**Assigned task**
Return all of the entries exactly, but do not include the pictures.

Page and application data records:
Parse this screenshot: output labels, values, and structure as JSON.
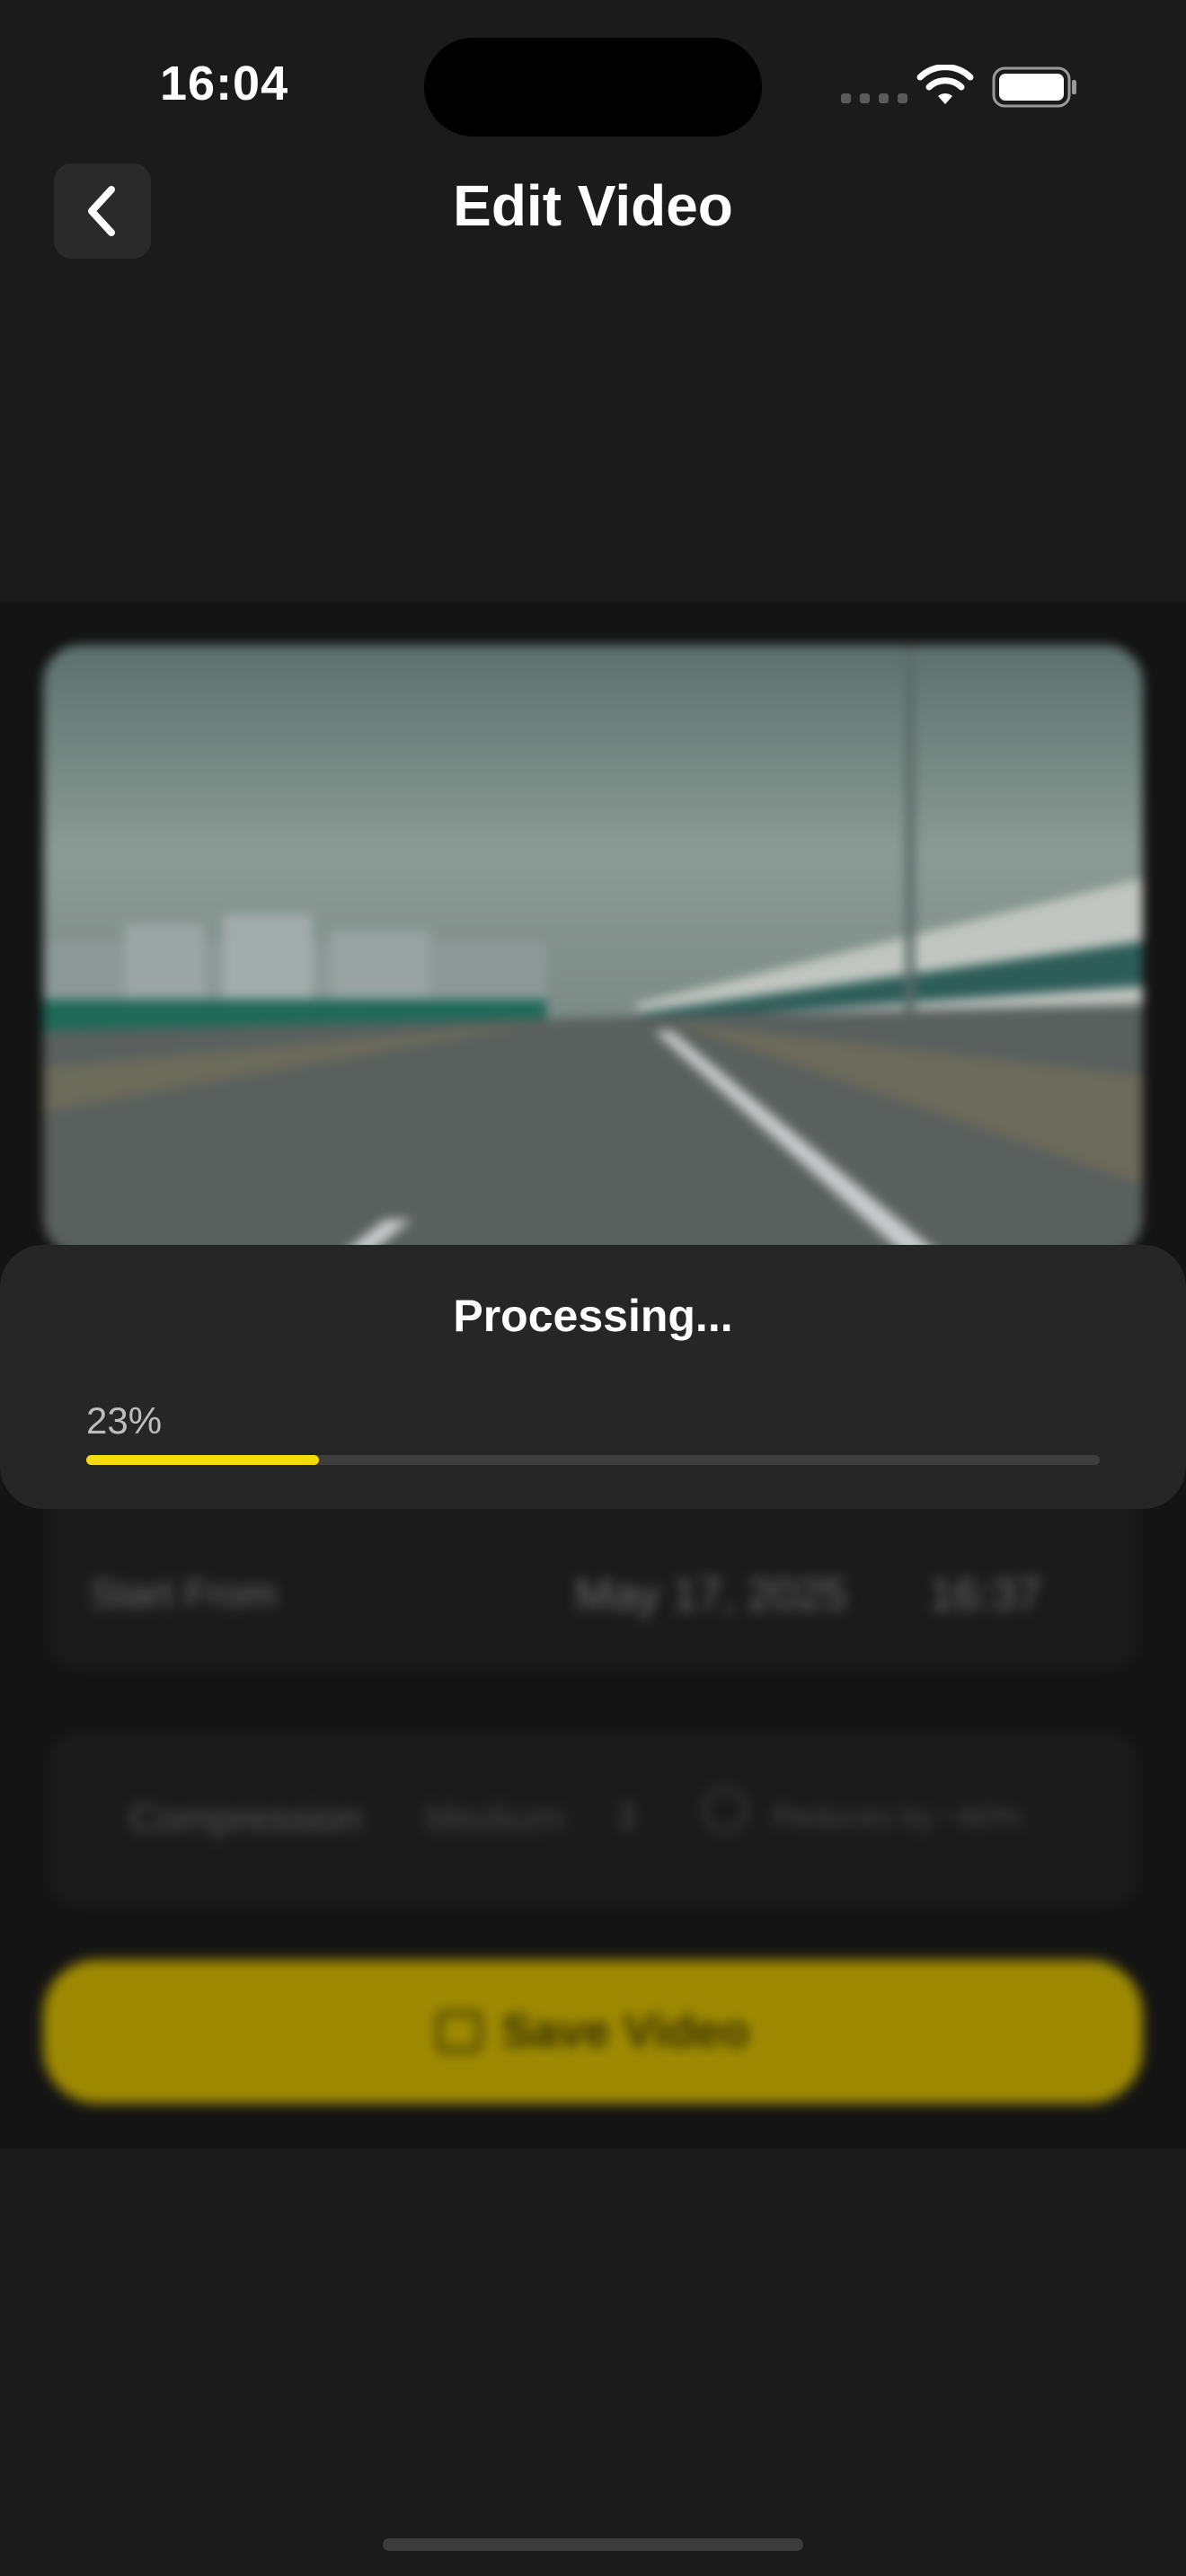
{
  "status_bar": {
    "time": "16:04"
  },
  "header": {
    "title": "Edit Video"
  },
  "start": {
    "label": "Start From",
    "date": "May 17, 2025",
    "time": "16:37"
  },
  "compression": {
    "label": "Compression",
    "value": "Medium",
    "reduction": "Reduces by ~60%"
  },
  "save_button": {
    "label": "Save Video"
  },
  "processing": {
    "title": "Processing...",
    "percent_label": "23%",
    "progress_fraction": 0.23
  },
  "colors": {
    "accent": "#f5d90a",
    "save_bg": "#b79f00",
    "background": "#1b1b1b"
  },
  "icons": {
    "back": "chevron-left-icon",
    "wifi": "wifi-icon",
    "battery": "battery-icon",
    "save": "save-icon"
  }
}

**Solution for this exercise**
Parse this screenshot: output labels, values, and structure as JSON.
{
  "status_bar": {
    "time": "16:04"
  },
  "header": {
    "title": "Edit Video"
  },
  "start": {
    "label": "Start From",
    "date": "May 17, 2025",
    "time": "16:37"
  },
  "compression": {
    "label": "Compression",
    "value": "Medium",
    "reduction": "Reduces by ~60%"
  },
  "save_button": {
    "label": "Save Video"
  },
  "processing": {
    "title": "Processing...",
    "percent_label": "23%",
    "progress_fraction": 0.23
  },
  "colors": {
    "accent": "#f5d90a",
    "save_bg": "#b79f00",
    "background": "#1b1b1b"
  },
  "icons": {
    "back": "chevron-left-icon",
    "wifi": "wifi-icon",
    "battery": "battery-icon",
    "save": "save-icon"
  }
}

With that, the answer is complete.